• [DATA FOR ANALYSIS]:
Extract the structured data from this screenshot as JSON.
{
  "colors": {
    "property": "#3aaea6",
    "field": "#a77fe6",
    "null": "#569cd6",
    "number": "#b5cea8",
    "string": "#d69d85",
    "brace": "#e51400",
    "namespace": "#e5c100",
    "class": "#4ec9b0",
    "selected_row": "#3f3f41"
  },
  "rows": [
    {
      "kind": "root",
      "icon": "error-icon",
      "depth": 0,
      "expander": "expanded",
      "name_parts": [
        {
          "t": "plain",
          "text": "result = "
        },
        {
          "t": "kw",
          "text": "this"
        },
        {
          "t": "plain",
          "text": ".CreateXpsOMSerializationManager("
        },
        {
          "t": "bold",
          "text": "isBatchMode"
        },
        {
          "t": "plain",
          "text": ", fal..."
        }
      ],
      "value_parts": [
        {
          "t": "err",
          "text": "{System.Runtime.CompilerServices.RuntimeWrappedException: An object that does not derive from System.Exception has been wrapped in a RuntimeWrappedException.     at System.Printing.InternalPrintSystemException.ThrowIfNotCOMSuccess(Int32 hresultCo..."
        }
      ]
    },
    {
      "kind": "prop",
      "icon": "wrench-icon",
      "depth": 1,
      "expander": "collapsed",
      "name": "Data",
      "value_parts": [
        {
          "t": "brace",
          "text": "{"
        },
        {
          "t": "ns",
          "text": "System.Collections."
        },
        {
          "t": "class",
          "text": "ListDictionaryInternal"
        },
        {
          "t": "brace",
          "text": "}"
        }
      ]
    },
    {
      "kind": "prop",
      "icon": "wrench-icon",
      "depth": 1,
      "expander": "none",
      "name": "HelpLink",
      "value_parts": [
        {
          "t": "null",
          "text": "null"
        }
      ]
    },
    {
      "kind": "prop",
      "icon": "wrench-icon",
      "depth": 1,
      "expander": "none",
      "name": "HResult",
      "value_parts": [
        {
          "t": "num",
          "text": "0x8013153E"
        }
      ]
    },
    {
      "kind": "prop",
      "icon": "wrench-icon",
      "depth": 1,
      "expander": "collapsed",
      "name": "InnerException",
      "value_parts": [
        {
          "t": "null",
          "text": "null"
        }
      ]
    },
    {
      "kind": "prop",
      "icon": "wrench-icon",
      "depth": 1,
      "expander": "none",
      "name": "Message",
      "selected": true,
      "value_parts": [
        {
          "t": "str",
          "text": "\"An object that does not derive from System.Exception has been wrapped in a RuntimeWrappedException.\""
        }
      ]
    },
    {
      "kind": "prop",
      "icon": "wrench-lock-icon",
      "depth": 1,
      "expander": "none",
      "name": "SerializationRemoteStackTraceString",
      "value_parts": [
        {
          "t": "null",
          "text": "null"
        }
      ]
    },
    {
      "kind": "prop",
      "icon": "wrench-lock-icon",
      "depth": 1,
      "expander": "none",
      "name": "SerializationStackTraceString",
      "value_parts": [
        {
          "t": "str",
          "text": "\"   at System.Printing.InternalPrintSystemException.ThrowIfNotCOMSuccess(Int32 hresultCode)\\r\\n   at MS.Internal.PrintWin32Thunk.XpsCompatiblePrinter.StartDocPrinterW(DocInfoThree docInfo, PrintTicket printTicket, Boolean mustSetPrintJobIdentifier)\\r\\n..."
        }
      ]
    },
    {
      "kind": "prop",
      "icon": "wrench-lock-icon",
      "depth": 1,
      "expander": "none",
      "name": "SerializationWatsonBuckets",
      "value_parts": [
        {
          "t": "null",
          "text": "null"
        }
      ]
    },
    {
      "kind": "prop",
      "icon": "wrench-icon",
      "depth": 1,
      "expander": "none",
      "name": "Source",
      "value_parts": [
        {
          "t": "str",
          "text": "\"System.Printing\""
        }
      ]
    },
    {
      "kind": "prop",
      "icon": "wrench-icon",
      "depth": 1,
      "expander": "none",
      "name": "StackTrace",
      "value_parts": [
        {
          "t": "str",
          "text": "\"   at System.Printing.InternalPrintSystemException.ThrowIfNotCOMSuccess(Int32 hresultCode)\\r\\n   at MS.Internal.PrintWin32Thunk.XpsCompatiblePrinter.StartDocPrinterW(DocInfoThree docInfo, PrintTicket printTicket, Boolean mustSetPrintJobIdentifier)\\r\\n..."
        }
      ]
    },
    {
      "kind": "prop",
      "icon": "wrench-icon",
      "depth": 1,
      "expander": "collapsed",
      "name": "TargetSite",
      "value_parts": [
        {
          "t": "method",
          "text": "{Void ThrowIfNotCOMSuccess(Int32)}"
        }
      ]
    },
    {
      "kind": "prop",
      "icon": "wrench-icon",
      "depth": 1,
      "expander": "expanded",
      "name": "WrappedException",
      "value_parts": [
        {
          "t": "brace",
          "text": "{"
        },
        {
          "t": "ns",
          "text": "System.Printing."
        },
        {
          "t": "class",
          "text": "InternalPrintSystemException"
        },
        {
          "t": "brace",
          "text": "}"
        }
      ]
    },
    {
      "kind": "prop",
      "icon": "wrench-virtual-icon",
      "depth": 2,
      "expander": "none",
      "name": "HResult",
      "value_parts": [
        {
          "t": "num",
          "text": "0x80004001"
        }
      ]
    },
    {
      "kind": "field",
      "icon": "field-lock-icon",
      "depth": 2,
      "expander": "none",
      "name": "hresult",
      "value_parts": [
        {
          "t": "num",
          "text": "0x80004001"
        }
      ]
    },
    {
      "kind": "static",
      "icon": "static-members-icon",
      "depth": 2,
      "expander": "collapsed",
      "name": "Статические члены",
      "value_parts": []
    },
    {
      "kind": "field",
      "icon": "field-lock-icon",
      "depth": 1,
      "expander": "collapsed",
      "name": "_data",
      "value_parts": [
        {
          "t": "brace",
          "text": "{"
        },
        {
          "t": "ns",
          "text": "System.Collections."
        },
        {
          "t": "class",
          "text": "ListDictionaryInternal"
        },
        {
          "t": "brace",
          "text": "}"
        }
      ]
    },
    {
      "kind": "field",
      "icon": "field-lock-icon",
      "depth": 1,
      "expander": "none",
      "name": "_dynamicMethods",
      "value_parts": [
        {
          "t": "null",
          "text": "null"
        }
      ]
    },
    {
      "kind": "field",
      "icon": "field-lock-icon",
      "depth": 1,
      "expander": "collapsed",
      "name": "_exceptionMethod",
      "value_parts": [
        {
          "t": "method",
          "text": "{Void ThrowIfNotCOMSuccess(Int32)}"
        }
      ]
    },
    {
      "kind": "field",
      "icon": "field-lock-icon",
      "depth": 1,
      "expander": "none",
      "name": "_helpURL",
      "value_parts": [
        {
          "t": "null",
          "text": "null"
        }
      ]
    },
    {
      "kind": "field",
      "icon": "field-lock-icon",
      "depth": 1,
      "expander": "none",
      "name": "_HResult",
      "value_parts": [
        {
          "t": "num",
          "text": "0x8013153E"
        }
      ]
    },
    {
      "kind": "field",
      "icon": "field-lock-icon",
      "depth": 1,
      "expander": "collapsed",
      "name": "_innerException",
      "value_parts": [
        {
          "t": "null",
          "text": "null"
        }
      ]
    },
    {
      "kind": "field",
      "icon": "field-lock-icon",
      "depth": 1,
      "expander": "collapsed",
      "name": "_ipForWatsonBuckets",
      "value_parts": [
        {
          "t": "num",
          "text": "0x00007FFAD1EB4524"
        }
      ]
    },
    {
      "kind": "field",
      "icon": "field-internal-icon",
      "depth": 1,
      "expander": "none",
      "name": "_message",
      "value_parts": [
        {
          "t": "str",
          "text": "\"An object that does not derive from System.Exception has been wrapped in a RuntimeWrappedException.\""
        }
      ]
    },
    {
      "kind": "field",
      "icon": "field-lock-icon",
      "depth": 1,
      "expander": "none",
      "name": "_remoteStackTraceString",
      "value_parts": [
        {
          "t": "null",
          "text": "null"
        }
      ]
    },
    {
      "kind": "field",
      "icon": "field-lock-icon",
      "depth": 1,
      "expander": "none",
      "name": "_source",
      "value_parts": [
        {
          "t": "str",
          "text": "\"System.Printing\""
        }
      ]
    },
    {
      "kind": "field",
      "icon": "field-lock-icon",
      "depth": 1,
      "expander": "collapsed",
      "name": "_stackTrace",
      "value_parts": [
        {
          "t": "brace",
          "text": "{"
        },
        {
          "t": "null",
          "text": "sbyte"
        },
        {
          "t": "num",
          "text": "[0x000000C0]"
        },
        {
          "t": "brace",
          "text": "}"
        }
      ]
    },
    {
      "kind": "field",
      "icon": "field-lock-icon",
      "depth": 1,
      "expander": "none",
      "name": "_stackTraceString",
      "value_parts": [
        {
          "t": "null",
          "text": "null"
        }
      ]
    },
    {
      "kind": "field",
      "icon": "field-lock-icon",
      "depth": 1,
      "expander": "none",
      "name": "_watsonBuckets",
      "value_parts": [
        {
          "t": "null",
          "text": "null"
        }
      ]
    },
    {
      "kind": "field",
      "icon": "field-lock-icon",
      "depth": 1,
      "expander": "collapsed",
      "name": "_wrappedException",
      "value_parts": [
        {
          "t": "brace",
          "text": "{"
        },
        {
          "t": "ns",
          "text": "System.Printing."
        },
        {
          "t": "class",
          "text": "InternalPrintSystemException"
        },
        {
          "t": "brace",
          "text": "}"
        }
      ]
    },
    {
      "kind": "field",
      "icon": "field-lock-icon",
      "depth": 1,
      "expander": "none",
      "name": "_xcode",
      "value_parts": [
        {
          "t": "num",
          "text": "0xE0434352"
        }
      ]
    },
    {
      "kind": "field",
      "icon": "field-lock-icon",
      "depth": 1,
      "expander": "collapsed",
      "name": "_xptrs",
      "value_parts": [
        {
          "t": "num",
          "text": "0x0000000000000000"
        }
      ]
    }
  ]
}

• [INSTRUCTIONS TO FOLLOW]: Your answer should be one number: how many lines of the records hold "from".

• [SOLVED PROBLEM]: 4